:: Exercise instructions ::
Copy the records that follow exactly as written, but not their pictures.

:: Extracted records ::
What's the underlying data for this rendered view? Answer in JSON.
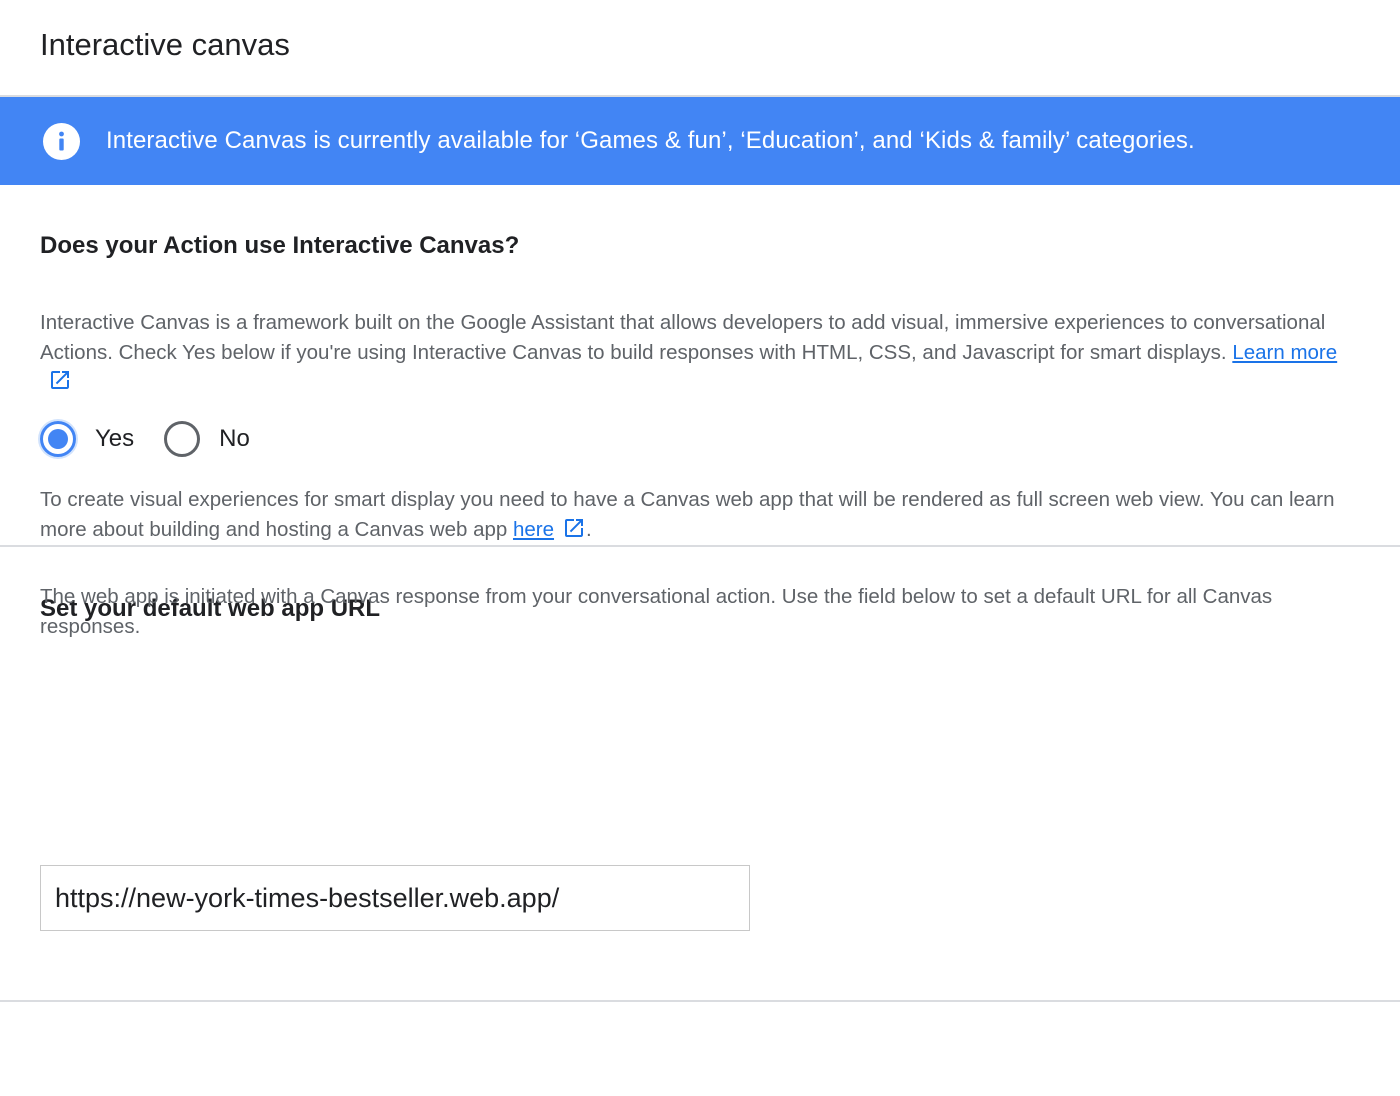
{
  "header": {
    "title": "Interactive canvas"
  },
  "banner": {
    "icon": "info-icon",
    "text": "Interactive Canvas is currently available for ‘Games & fun’, ‘Education’, and ‘Kids & family’ categories.",
    "background_color": "#4285f4"
  },
  "interactive_canvas_section": {
    "heading": "Does your Action use Interactive Canvas?",
    "description": "Interactive Canvas is a framework built on the Google Assistant that allows developers to add visual, immersive experiences to conversational Actions. Check Yes below if you're using Interactive Canvas to build responses with HTML, CSS, and Javascript for smart displays.",
    "learn_more_label": "Learn more",
    "options": [
      {
        "label": "Yes",
        "selected": true
      },
      {
        "label": "No",
        "selected": false
      }
    ]
  },
  "web_app_section": {
    "heading": "Set your default web app URL",
    "description_1_prefix": "To create visual experiences for smart display you need to have a Canvas web app that will be rendered as full screen web view. You can learn more about building and hosting a Canvas web app",
    "here_label": "here",
    "description_1_suffix": ".",
    "description_2": "The web app is initiated with a Canvas response from your conversational action. Use the field below to set a default URL for all Canvas responses.",
    "url_value": "https://new-york-times-bestseller.web.app/"
  },
  "colors": {
    "accent": "#4285f4",
    "link": "#1a73e8"
  }
}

:: Reply ::
What's the underlying data for this rendered view? Answer in JSON.
{
  "header": {
    "title": "Interactive canvas"
  },
  "banner": {
    "icon": "info-icon",
    "text": "Interactive Canvas is currently available for ‘Games & fun’, ‘Education’, and ‘Kids & family’ categories.",
    "background_color": "#4285f4"
  },
  "interactive_canvas_section": {
    "heading": "Does your Action use Interactive Canvas?",
    "description": "Interactive Canvas is a framework built on the Google Assistant that allows developers to add visual, immersive experiences to conversational Actions. Check Yes below if you're using Interactive Canvas to build responses with HTML, CSS, and Javascript for smart displays.",
    "learn_more_label": "Learn more",
    "options": [
      {
        "label": "Yes",
        "selected": true
      },
      {
        "label": "No",
        "selected": false
      }
    ]
  },
  "web_app_section": {
    "heading": "Set your default web app URL",
    "description_1_prefix": "To create visual experiences for smart display you need to have a Canvas web app that will be rendered as full screen web view. You can learn more about building and hosting a Canvas web app",
    "here_label": "here",
    "description_1_suffix": ".",
    "description_2": "The web app is initiated with a Canvas response from your conversational action. Use the field below to set a default URL for all Canvas responses.",
    "url_value": "https://new-york-times-bestseller.web.app/"
  },
  "colors": {
    "accent": "#4285f4",
    "link": "#1a73e8"
  }
}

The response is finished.